Work request
The listing below must be copied exactly and in full.

Entries shown

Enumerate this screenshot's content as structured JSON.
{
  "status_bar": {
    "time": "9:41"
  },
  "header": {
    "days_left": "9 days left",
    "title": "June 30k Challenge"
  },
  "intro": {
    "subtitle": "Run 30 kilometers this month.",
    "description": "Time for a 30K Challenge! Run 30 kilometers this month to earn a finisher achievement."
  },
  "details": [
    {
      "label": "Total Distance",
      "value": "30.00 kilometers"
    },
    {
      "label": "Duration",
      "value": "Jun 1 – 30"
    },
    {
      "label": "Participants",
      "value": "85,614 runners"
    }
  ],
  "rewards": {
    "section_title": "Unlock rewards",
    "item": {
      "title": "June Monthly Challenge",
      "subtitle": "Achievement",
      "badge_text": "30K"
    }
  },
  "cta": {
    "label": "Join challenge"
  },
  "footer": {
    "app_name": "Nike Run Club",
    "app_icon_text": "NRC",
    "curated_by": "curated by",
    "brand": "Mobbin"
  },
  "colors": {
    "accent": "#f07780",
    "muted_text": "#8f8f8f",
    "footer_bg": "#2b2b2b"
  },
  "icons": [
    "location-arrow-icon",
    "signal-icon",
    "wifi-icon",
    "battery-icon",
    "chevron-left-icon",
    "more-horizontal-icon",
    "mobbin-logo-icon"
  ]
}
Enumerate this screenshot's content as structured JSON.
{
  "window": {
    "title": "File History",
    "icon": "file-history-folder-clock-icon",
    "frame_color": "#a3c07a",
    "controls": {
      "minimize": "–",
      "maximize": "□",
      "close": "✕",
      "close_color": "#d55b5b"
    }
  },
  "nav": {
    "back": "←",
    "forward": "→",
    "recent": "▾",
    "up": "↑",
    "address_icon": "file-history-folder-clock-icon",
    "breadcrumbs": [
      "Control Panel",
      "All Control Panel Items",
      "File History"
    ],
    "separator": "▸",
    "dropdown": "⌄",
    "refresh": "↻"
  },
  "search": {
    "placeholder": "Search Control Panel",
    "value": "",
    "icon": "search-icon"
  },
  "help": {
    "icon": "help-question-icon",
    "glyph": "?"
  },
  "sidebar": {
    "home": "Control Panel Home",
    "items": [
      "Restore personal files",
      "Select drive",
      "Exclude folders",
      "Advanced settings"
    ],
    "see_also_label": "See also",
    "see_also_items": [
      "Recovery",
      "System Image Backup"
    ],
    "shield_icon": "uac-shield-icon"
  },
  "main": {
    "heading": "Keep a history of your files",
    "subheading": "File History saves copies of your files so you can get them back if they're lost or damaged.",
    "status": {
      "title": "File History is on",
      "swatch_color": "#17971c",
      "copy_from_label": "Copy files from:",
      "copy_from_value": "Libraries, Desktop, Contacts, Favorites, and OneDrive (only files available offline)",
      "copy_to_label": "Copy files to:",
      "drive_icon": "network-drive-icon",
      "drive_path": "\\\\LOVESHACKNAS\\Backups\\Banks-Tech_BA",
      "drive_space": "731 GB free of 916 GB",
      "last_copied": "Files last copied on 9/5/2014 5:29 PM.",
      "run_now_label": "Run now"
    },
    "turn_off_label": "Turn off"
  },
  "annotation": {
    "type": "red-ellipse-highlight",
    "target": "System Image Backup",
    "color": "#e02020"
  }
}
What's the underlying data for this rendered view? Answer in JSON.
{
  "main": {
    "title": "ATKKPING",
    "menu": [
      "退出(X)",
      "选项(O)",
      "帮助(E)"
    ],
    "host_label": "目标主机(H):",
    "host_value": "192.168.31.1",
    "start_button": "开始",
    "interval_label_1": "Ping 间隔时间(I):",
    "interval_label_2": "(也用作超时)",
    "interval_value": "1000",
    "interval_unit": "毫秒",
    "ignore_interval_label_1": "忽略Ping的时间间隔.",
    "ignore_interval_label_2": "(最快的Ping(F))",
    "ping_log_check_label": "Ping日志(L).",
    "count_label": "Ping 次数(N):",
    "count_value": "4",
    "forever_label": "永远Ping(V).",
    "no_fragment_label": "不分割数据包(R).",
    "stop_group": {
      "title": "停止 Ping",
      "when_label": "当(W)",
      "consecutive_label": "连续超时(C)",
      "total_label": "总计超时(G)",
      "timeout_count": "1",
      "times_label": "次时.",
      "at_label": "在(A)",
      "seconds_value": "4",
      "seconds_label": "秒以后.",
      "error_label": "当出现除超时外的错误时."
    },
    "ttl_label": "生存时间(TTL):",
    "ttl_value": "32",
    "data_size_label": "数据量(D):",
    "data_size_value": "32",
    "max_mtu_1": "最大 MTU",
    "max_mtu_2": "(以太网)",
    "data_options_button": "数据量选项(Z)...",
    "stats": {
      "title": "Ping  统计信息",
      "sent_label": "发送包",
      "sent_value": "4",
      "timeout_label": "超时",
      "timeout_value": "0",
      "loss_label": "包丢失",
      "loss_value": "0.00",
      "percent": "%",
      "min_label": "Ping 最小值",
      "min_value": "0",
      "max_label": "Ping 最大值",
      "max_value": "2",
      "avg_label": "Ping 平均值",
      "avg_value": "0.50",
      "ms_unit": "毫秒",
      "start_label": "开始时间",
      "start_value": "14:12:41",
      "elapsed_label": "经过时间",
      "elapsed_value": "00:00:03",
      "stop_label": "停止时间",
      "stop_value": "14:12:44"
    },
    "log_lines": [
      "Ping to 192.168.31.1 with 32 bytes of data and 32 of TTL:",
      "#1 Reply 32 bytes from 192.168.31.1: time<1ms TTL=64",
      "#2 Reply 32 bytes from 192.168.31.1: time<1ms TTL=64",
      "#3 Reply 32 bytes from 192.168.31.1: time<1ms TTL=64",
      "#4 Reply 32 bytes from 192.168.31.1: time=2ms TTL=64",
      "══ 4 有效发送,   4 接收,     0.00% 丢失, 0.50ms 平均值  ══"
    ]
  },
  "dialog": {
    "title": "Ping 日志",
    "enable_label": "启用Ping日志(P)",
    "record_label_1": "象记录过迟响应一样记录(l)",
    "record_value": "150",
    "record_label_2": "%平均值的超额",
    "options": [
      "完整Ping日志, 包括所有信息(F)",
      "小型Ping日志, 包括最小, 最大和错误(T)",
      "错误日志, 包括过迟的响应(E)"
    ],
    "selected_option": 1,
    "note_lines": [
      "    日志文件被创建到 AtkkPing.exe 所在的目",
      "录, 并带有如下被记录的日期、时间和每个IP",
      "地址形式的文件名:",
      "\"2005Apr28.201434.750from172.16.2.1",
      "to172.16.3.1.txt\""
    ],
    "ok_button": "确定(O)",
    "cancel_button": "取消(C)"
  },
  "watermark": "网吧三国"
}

Expected output
Enumerate this screenshot's content as structured JSON.
{
  "status_bar": {
    "time": "9:41"
  },
  "header": {
    "days_left": "9 days left",
    "title": "June 30k Challenge"
  },
  "intro": {
    "subtitle": "Run 30 kilometers this month.",
    "description": "Time for a 30K Challenge! Run 30 kilometers this month to earn a finisher achievement."
  },
  "details": [
    {
      "label": "Total Distance",
      "value": "30.00 kilometers"
    },
    {
      "label": "Duration",
      "value": "Jun 1 – 30"
    },
    {
      "label": "Participants",
      "value": "85,614 runners"
    }
  ],
  "rewards": {
    "section_title": "Unlock rewards",
    "item": {
      "title": "June Monthly Challenge",
      "subtitle": "Achievement",
      "badge_text": "30K"
    }
  },
  "cta": {
    "label": "Join challenge"
  },
  "footer": {
    "app_name": "Nike Run Club",
    "app_icon_text": "NRC",
    "curated_by": "curated by",
    "brand": "Mobbin"
  },
  "colors": {
    "accent": "#f07780",
    "muted_text": "#8f8f8f",
    "footer_bg": "#2b2b2b"
  },
  "icons": [
    "location-arrow-icon",
    "signal-icon",
    "wifi-icon",
    "battery-icon",
    "chevron-left-icon",
    "more-horizontal-icon",
    "mobbin-logo-icon"
  ]
}
Enumerate this screenshot's content as structured JSON.
{
  "window": {
    "title": "File History",
    "icon": "file-history-folder-clock-icon",
    "frame_color": "#a3c07a",
    "controls": {
      "minimize": "–",
      "maximize": "□",
      "close": "✕",
      "close_color": "#d55b5b"
    }
  },
  "nav": {
    "back": "←",
    "forward": "→",
    "recent": "▾",
    "up": "↑",
    "address_icon": "file-history-folder-clock-icon",
    "breadcrumbs": [
      "Control Panel",
      "All Control Panel Items",
      "File History"
    ],
    "separator": "▸",
    "dropdown": "⌄",
    "refresh": "↻"
  },
  "search": {
    "placeholder": "Search Control Panel",
    "value": "",
    "icon": "search-icon"
  },
  "help": {
    "icon": "help-question-icon",
    "glyph": "?"
  },
  "sidebar": {
    "home": "Control Panel Home",
    "items": [
      "Restore personal files",
      "Select drive",
      "Exclude folders",
      "Advanced settings"
    ],
    "see_also_label": "See also",
    "see_also_items": [
      "Recovery",
      "System Image Backup"
    ],
    "shield_icon": "uac-shield-icon"
  },
  "main": {
    "heading": "Keep a history of your files",
    "subheading": "File History saves copies of your files so you can get them back if they're lost or damaged.",
    "status": {
      "title": "File History is on",
      "swatch_color": "#17971c",
      "copy_from_label": "Copy files from:",
      "copy_from_value": "Libraries, Desktop, Contacts, Favorites, and OneDrive (only files available offline)",
      "copy_to_label": "Copy files to:",
      "drive_icon": "network-drive-icon",
      "drive_path": "\\\\LOVESHACKNAS\\Backups\\Banks-Tech_BA",
      "drive_space": "731 GB free of 916 GB",
      "last_copied": "Files last copied on 9/5/2014 5:29 PM.",
      "run_now_label": "Run now"
    },
    "turn_off_label": "Turn off"
  },
  "annotation": {
    "type": "red-ellipse-highlight",
    "target": "System Image Backup",
    "color": "#e02020"
  }
}
What's the underlying data for this rendered view? Answer in JSON.
{
  "main": {
    "title": "ATKKPING",
    "menu": [
      "退出(X)",
      "选项(O)",
      "帮助(E)"
    ],
    "host_label": "目标主机(H):",
    "host_value": "192.168.31.1",
    "start_button": "开始",
    "interval_label_1": "Ping 间隔时间(I):",
    "interval_label_2": "(也用作超时)",
    "interval_value": "1000",
    "interval_unit": "毫秒",
    "ignore_interval_label_1": "忽略Ping的时间间隔.",
    "ignore_interval_label_2": "(最快的Ping(F))",
    "ping_log_check_label": "Ping日志(L).",
    "count_label": "Ping 次数(N):",
    "count_value": "4",
    "forever_label": "永远Ping(V).",
    "no_fragment_label": "不分割数据包(R).",
    "stop_group": {
      "title": "停止 Ping",
      "when_label": "当(W)",
      "consecutive_label": "连续超时(C)",
      "total_label": "总计超时(G)",
      "timeout_count": "1",
      "times_label": "次时.",
      "at_label": "在(A)",
      "seconds_value": "4",
      "seconds_label": "秒以后.",
      "error_label": "当出现除超时外的错误时."
    },
    "ttl_label": "生存时间(TTL):",
    "ttl_value": "32",
    "data_size_label": "数据量(D):",
    "data_size_value": "32",
    "max_mtu_1": "最大 MTU",
    "max_mtu_2": "(以太网)",
    "data_options_button": "数据量选项(Z)...",
    "stats": {
      "title": "Ping  统计信息",
      "sent_label": "发送包",
      "sent_value": "4",
      "timeout_label": "超时",
      "timeout_value": "0",
      "loss_label": "包丢失",
      "loss_value": "0.00",
      "percent": "%",
      "min_label": "Ping 最小值",
      "min_value": "0",
      "max_label": "Ping 最大值",
      "max_value": "2",
      "avg_label": "Ping 平均值",
      "avg_value": "0.50",
      "ms_unit": "毫秒",
      "start_label": "开始时间",
      "start_value": "14:12:41",
      "elapsed_label": "经过时间",
      "elapsed_value": "00:00:03",
      "stop_label": "停止时间",
      "stop_value": "14:12:44"
    },
    "log_lines": [
      "Ping to 192.168.31.1 with 32 bytes of data and 32 of TTL:",
      "#1 Reply 32 bytes from 192.168.31.1: time<1ms TTL=64",
      "#2 Reply 32 bytes from 192.168.31.1: time<1ms TTL=64",
      "#3 Reply 32 bytes from 192.168.31.1: time<1ms TTL=64",
      "#4 Reply 32 bytes from 192.168.31.1: time=2ms TTL=64",
      "══ 4 有效发送,   4 接收,     0.00% 丢失, 0.50ms 平均值  ══"
    ]
  },
  "dialog": {
    "title": "Ping 日志",
    "enable_label": "启用Ping日志(P)",
    "record_label_1": "象记录过迟响应一样记录(l)",
    "record_value": "150",
    "record_label_2": "%平均值的超额",
    "options": [
      "完整Ping日志, 包括所有信息(F)",
      "小型Ping日志, 包括最小, 最大和错误(T)",
      "错误日志, 包括过迟的响应(E)"
    ],
    "selected_option": 1,
    "note_lines": [
      "    日志文件被创建到 AtkkPing.exe 所在的目",
      "录, 并带有如下被记录的日期、时间和每个IP",
      "地址形式的文件名:",
      "\"2005Apr28.201434.750from172.16.2.1",
      "to172.16.3.1.txt\""
    ],
    "ok_button": "确定(O)",
    "cancel_button": "取消(C)"
  },
  "watermark": "网吧三国"
}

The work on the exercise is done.